━━ Material provided

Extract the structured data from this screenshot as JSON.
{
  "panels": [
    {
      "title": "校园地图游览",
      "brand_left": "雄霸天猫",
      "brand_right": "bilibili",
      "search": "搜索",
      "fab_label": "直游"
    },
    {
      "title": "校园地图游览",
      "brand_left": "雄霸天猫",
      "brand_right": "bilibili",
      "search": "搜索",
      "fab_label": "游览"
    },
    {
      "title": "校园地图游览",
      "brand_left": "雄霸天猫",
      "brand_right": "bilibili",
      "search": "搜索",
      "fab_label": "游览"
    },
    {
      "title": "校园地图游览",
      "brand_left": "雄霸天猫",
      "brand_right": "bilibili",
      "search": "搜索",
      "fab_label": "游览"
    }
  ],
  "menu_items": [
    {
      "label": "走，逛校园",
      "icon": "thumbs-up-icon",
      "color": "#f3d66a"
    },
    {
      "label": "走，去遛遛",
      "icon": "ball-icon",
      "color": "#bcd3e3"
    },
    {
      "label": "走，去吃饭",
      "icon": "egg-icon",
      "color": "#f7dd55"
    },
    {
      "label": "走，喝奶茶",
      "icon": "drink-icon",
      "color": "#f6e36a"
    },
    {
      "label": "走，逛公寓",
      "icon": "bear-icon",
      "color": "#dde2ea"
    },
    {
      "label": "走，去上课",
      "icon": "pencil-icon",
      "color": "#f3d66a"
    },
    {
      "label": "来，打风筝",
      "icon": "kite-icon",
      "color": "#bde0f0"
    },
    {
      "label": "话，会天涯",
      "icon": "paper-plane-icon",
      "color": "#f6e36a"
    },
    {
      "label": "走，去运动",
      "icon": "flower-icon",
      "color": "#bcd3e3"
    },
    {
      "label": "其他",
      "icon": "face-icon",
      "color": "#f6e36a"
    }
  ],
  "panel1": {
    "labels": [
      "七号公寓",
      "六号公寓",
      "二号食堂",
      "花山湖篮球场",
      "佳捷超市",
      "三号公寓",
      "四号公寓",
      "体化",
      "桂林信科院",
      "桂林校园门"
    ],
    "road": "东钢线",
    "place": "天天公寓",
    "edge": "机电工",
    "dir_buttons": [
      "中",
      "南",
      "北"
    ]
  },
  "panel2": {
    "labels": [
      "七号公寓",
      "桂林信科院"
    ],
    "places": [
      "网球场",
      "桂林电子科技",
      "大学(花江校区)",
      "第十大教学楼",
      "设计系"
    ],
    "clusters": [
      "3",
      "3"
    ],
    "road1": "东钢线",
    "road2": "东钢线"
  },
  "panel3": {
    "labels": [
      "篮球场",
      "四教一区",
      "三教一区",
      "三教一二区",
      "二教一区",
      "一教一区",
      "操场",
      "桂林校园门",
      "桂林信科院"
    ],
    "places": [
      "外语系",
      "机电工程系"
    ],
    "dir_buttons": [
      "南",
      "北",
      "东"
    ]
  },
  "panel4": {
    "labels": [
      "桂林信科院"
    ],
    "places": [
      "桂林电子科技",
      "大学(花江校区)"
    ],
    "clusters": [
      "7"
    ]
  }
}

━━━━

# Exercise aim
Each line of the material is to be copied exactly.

# Answer to the problem
Extract the structured data from this screenshot as JSON.
{
  "panels": [
    {
      "title": "校园地图游览",
      "brand_left": "雄霸天猫",
      "brand_right": "bilibili",
      "search": "搜索",
      "fab_label": "直游"
    },
    {
      "title": "校园地图游览",
      "brand_left": "雄霸天猫",
      "brand_right": "bilibili",
      "search": "搜索",
      "fab_label": "游览"
    },
    {
      "title": "校园地图游览",
      "brand_left": "雄霸天猫",
      "brand_right": "bilibili",
      "search": "搜索",
      "fab_label": "游览"
    },
    {
      "title": "校园地图游览",
      "brand_left": "雄霸天猫",
      "brand_right": "bilibili",
      "search": "搜索",
      "fab_label": "游览"
    }
  ],
  "menu_items": [
    {
      "label": "走，逛校园",
      "icon": "thumbs-up-icon",
      "color": "#f3d66a"
    },
    {
      "label": "走，去遛遛",
      "icon": "ball-icon",
      "color": "#bcd3e3"
    },
    {
      "label": "走，去吃饭",
      "icon": "egg-icon",
      "color": "#f7dd55"
    },
    {
      "label": "走，喝奶茶",
      "icon": "drink-icon",
      "color": "#f6e36a"
    },
    {
      "label": "走，逛公寓",
      "icon": "bear-icon",
      "color": "#dde2ea"
    },
    {
      "label": "走，去上课",
      "icon": "pencil-icon",
      "color": "#f3d66a"
    },
    {
      "label": "来，打风筝",
      "icon": "kite-icon",
      "color": "#bde0f0"
    },
    {
      "label": "话，会天涯",
      "icon": "paper-plane-icon",
      "color": "#f6e36a"
    },
    {
      "label": "走，去运动",
      "icon": "flower-icon",
      "color": "#bcd3e3"
    },
    {
      "label": "其他",
      "icon": "face-icon",
      "color": "#f6e36a"
    }
  ],
  "panel1": {
    "labels": [
      "七号公寓",
      "六号公寓",
      "二号食堂",
      "花山湖篮球场",
      "佳捷超市",
      "三号公寓",
      "四号公寓",
      "体化",
      "桂林信科院",
      "桂林校园门"
    ],
    "road": "东钢线",
    "place": "天天公寓",
    "edge": "机电工",
    "dir_buttons": [
      "中",
      "南",
      "北"
    ]
  },
  "panel2": {
    "labels": [
      "七号公寓",
      "桂林信科院"
    ],
    "places": [
      "网球场",
      "桂林电子科技",
      "大学(花江校区)",
      "第十大教学楼",
      "设计系"
    ],
    "clusters": [
      "3",
      "3"
    ],
    "road1": "东钢线",
    "road2": "东钢线"
  },
  "panel3": {
    "labels": [
      "篮球场",
      "四教一区",
      "三教一区",
      "三教一二区",
      "二教一区",
      "一教一区",
      "操场",
      "桂林校园门",
      "桂林信科院"
    ],
    "places": [
      "外语系",
      "机电工程系"
    ],
    "dir_buttons": [
      "南",
      "北",
      "东"
    ]
  },
  "panel4": {
    "labels": [
      "桂林信科院"
    ],
    "places": [
      "桂林电子科技",
      "大学(花江校区)"
    ],
    "clusters": [
      "7"
    ]
  }
}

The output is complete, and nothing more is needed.